Proponents of the new federal tax law claim that its international tax provisions will discourage the shifting of corporate profits overseas more effectively than current law does. Critics, on the other hand, argue that it is a patchwork system that leaves in place some significant loopholes, perverse incentives, and escape hatches for profit shifting.[6]

A number of factors conspire to create uncertainty as to the impact of the new federal law. For one, the provisions in the tax law seeking to discourage the shifting of profits overseas makes the system even more complicated, and complexity often gives rise to new forms of tax avoidance.[7] Further, there has been no rulemaking, regulations, or clear Internal Revenue Service (IRS) guidance explaining how to implement the new provisions. Beyond the uncertainty about the effectiveness of the federal changes in preventing the offshoring of corporate profits, corporations are likely to challenge in court any future effort by Oregon to piggyback on these new federal provisions.[8]

Finally, the law itself does not eliminate the corporate incentive to shift profits to tax havens.[9]

The Oregon legislature should study the issue before acting

Given the uncertainty surrounding the impact of the federal tax law, it would be wise for the Oregon legislature not to repeal the state’s tax haven law at this time.

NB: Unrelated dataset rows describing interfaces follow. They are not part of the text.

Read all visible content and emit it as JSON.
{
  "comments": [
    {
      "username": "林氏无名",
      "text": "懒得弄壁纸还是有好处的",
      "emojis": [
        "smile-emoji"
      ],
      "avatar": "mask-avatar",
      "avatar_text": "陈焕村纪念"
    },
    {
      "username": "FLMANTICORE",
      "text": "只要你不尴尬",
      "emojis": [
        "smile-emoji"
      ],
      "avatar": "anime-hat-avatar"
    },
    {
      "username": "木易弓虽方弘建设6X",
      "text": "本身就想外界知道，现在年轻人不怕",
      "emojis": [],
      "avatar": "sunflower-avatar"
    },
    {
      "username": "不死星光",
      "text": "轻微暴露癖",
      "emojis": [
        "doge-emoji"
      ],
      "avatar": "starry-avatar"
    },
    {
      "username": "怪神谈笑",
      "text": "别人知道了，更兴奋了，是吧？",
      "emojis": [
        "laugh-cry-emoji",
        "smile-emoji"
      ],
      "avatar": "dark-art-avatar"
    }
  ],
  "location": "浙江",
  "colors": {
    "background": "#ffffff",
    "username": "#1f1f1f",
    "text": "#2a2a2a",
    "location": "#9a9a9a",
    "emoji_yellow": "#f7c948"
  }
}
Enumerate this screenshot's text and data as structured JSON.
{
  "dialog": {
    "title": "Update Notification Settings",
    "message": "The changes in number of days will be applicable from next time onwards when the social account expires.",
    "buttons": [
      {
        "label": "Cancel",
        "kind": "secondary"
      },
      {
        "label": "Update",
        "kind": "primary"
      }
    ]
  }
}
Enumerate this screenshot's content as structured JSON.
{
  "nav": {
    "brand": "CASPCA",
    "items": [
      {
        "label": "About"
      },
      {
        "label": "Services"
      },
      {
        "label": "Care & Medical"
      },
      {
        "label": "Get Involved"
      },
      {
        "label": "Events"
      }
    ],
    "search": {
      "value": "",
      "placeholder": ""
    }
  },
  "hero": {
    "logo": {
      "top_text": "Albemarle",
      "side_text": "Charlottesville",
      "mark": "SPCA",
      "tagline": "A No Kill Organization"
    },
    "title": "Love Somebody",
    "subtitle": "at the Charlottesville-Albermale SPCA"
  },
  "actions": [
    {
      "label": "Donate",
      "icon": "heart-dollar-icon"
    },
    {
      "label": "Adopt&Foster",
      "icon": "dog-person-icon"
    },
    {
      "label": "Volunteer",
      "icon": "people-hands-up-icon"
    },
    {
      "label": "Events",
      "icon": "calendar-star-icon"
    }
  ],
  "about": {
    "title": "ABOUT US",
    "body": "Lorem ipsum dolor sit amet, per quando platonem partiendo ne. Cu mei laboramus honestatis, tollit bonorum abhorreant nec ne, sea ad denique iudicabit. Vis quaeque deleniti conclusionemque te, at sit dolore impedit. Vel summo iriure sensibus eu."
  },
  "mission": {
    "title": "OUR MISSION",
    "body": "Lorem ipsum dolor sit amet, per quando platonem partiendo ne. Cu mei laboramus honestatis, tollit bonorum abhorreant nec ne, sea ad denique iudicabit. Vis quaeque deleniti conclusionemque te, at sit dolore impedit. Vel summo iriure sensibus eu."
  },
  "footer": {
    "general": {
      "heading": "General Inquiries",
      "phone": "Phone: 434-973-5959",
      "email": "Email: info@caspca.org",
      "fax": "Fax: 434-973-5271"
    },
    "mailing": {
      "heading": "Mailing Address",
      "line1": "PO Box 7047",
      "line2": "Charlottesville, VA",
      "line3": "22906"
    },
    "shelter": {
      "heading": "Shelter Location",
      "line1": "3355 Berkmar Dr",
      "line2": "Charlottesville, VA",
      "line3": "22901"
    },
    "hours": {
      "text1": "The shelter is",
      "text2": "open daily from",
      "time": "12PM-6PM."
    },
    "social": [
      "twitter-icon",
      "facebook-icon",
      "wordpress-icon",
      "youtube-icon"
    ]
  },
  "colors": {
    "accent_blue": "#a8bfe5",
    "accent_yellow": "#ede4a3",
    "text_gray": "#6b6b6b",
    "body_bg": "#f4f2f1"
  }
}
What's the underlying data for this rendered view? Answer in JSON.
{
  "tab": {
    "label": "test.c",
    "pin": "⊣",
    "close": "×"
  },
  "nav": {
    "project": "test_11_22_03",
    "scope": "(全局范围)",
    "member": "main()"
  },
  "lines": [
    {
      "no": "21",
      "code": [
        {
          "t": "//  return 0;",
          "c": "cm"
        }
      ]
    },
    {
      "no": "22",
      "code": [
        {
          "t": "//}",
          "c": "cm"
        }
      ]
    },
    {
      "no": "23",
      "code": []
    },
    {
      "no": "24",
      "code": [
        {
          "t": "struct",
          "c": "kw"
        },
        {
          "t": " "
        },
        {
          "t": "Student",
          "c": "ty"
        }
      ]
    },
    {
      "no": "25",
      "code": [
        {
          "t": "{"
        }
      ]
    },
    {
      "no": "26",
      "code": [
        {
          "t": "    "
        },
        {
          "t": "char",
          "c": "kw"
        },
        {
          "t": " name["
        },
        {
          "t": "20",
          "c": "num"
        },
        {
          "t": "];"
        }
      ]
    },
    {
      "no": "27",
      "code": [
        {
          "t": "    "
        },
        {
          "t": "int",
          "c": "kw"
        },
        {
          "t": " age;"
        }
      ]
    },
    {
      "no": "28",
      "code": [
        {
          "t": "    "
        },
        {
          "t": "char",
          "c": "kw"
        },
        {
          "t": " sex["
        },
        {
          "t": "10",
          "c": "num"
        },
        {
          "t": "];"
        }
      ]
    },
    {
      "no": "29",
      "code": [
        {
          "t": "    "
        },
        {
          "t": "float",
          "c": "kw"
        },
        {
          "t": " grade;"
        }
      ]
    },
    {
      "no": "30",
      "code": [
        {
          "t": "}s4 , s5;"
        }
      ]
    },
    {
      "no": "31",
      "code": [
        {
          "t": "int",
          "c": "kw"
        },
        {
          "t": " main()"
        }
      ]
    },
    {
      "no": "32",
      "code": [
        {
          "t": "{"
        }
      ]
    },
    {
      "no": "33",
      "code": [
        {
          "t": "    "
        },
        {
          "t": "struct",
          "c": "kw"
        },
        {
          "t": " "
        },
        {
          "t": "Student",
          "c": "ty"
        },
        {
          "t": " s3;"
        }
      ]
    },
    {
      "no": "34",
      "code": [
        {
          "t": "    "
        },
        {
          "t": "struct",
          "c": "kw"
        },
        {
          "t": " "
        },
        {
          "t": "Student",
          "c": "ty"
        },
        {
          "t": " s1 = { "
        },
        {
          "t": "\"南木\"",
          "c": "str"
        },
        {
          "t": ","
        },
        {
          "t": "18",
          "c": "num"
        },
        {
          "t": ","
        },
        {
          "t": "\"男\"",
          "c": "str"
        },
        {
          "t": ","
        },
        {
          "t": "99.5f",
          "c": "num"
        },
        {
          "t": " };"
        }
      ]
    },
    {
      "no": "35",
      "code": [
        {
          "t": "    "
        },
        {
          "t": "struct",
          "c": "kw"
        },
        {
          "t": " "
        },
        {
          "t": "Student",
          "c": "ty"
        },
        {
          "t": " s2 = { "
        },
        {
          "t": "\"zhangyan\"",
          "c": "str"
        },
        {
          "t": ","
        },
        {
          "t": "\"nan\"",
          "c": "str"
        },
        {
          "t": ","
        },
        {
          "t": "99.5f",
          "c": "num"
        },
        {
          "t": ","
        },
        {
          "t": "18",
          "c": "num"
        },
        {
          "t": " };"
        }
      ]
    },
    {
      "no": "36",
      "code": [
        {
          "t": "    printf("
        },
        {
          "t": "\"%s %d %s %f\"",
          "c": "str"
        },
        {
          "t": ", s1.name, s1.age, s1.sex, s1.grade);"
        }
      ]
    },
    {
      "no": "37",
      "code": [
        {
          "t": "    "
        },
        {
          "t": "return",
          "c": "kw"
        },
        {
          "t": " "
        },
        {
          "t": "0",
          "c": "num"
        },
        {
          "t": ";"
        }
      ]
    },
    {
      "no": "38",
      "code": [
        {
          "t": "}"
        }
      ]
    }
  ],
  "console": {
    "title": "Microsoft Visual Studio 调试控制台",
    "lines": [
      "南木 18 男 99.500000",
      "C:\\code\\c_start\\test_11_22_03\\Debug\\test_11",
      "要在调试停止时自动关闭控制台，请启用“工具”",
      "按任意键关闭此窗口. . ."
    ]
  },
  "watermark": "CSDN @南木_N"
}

Lawmakers should direct the Oregon Department of Revenue to study the issue and report back in 2019. Repealing the law without more information could backfire on Oregon, possibly making it easier for multinational corporations to avoid paying state taxes.


[1] Senate Bill 1529A passed out of the Oregon Senate on February 13. The main objectives of this bill are to ensure that a quirk in Oregon’s law does not cause the state to lose revenue from the new federal law that imposes a one-time tax on accumulated profits held abroad by U.S. based multinational corporations and to enable the state to actually share in this revenue.

[2] Institute on Taxation and Economic Policy and U.S. Public Interest Research Group, Offshore Shell Games 2017, October 2017.

[3] U.S. Public Interest Research Group, Closing the Billion Dollar Loophole, 2014.

[4] ORS 317.716(1)(b) lists these countries as tax haven: Andorra, Anguilla, Antigua and Barbuda, Aruba, the Bahamas, Bahrain, Barbados, Belize, Bermuda, Bonaire, the British Virgin Islands, the Cayman Islands, the Cook Islands, Curacao, Cyprus, Dominica, Gibraltar, Grenada, Guatemala, Guernsey-Sark-Alderney, the Isle of Man, Jersey, Liberia, Liechtenstein, Luxembourg, Malta, the Marshall Islands, Mauritius, Montserrat, Nauru, Niue, Saba, Samoa, San Marino, Seychelles, Sint Eustatius, Sint Maarten, St. Kitts and Nevis, St. Lucia, St. Vincent and the Grenadines, Trinidad and Tobago, the Turks and Caicos Islands, the U.S. Virgin Islands and Vanuatu.

[5] Oregon Legislative Revenue Office, “An Assessment of Oregon’s Listed Jurisdiction Policy and its Cost Effectiveness,” March 2017.

[6] Reuven Avi-Yonah, et. al, The Games They Will Play: An Update on the Conference Committee Tax Bill, pp. 17-22, updated December 22, 2017.

[7] These provisions are called global intangible low-taxed income (GILTI), foreign-derived intangible income (FDII), and the base erosion and anti-abuse tax (BEAT). For an Oregon-centric and more detailed discussion of these provisions, see pages 80-87.

[8] Doug Sheppard et. al, “How States Can Address Federal Tax Reform,” State Tax Notes, February 12, 2018 (quoting state tax practitioner: “I see special [legislative] sessions either later this year or 2019 really digging in and deciding how they want state tax regimes to look in light of the new federal changes, especially regarding foreign income. And then the third phase is litigation, which I think is inevitable — because undoubtedly, given the complexity, states are likely to do things that are questionable from a constitutional perspective.”)

[9] Michael Leachman and Michael Mazerov, How Should States Respond to Recent Federal Tax Changes?, Center on Budget and Policy Priorities, January 2018.